+++ Records

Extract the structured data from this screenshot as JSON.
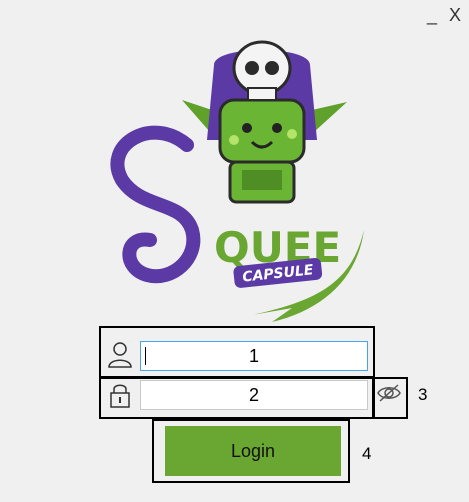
{
  "window": {
    "minimize_label": "_",
    "close_label": "X"
  },
  "logo": {
    "brand": "QUEE",
    "tagline": "CAPSULE"
  },
  "username": {
    "value": "1",
    "icon": "user-icon"
  },
  "password": {
    "value": "2",
    "icon": "lock-icon",
    "visibility_icon": "eye-slash-icon"
  },
  "callouts": {
    "visibility": "3",
    "login": "4"
  },
  "login": {
    "label": "Login"
  },
  "colors": {
    "accent_green": "#6aa732",
    "brand_purple": "#5b3aa5",
    "focus_blue": "#4aa3ef"
  }
}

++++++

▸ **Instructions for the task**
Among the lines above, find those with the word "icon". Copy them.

▸ **Finished exercise**
    "icon": "user-icon"
    "icon": "lock-icon",
    "visibility_icon": "eye-slash-icon"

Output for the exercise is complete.